“Linear Fresnel – A Concentrating Solar Power Technology to Advance Solar Innovation,”  by the National Renewable Energy Laboratory of Golden, Colorado, senior engineering, Guangdong Zhu, Ph.D., will be held on Thursday, October 27, 2016, 3:30 pm, in the Milner Executive Boardroom (0560 MEK).

Linear Fresnel is one of four major concentrating solar power technologies. It utilizes an array of flat or near-flat mirrors to track the sun and concentrate sun light to a fixed receiver assembly. The mirrors are aligned in rows close to the ground and the receiver assembly includes one or mutliple absorber tubes with an optional secondary reflector. A type of heat transfer fluid (such as water/steam and thermal oils) flows through absorber tubes and are heated by solar energy. The fluid outlet temperature may range from 200 °C to 550 °C.

The generated heat from linear Fresnel collectors can be used in various types of applications: 1) By using a thermodynamic power cycle such as steam or organic Rankine cycles, the high-temperature thermal energy can be converted into electricity in utility-scale; 2) Due to the scalability of linear Fresnel technology, it can also be used to provide heating/cooling to commercial buildings or communities of different sizes; 3) Due to the design flexibility of linear Fresnel technology, it can provide an efficient heat source for bioenergy systems to convert the waste into green fuel; 4) linear Fresnel technology can be naturally and economically integrated with water desalination systems to produce clean water.

An example linear Fresnel collector by Novetec Solar
An example linear Fresnel collector by Novetec Solar

In particular, the talk will discuss the latest progresses in the development of an innovative linear Fresnel collector design. The new design adopts water-borne mini-size tube reflectors and has a great potential to reduce the current-level collector cost by half. More importantly, NREL has made a breakthrough in secondary reflector optimization and the new optimization method is able to greatly improve the collector optical efficiency. At the same time, the mechanical design of receiver assembly is carried out by using sophisticated CFD and heat transfer modeling.

At last, the speaker will discuss his vision on how to combine linear Fresnel technologies and other renewable energy technologies to sustain off-grid communities.


Dr. Guangdong Zhu has been a senior research engineer in the concentrating solar power (CSP) program of the Buildings & Thermal Systems center at the National Renewable Energy Laboratory (NREL) since 2010. At NREL, he is leading research efforts related to linear Fresnel technology, solar collector optical characterization and solar hybridization with other types of energy systems. Prior to joining NREL, Dr. Zhu worked in industry and had worked on optimization, prototyping and engineering of advanced molten salt concentrating solar systems. Dr. Zhu obtained his Ph.D. from the University of New Mexico.

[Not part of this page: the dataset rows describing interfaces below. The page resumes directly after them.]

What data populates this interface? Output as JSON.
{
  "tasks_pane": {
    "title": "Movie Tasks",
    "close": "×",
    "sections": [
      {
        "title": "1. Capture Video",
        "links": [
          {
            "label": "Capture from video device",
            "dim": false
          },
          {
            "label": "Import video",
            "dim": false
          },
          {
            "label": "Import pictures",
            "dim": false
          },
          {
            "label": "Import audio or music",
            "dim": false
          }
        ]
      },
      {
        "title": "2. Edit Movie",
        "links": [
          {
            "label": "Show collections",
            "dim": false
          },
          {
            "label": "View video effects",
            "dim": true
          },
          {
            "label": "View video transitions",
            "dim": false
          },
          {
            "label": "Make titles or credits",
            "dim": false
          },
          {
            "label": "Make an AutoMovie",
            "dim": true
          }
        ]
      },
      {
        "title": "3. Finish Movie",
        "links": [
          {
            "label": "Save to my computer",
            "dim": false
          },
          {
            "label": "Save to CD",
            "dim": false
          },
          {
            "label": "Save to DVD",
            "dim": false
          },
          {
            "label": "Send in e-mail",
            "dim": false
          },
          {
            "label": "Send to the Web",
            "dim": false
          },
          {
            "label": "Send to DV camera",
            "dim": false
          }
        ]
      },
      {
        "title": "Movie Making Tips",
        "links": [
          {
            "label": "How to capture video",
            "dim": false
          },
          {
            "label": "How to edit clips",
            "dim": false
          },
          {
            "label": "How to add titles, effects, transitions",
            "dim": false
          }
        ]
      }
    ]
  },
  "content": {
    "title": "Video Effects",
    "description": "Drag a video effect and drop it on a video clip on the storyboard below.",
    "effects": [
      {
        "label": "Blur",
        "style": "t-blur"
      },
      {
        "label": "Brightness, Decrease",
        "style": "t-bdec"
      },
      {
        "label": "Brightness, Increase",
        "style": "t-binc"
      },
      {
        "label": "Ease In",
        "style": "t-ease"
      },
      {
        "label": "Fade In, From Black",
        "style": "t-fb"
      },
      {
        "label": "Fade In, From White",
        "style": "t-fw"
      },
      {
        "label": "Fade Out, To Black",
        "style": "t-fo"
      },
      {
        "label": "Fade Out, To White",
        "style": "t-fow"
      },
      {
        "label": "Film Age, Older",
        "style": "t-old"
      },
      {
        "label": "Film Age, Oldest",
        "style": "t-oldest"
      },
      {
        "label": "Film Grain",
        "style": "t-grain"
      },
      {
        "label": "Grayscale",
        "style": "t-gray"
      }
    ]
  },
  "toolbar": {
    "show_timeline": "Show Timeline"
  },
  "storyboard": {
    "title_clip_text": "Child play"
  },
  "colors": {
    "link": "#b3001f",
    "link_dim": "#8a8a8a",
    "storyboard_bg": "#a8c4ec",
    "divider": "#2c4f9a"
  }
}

His ongoing research projects are focused on low-cost innovative solar collector developments, solar/geothermal hybridization research, drone-driven non-intrusive optical characterization method of solar field and geothermal power plant modeling. His project funding agencies and partners include DOE’s solar energy program and geothermal technology office, California Energy Commission, Southern California Gas Company, Hyperlight Energy, University of Colorado at Boulder (CU), and University of Illinois Urbana-Champaign (UIUC). He is also serving in the technical advisory committee of UCLA’s innovative thermal energy project funded by the California Energy Commission.  He has published about forty peer-reviewed papers, reports, and presentations in the areas of renewable/traditional energy systems, thermal science, multiphase flow and non-imaging optics.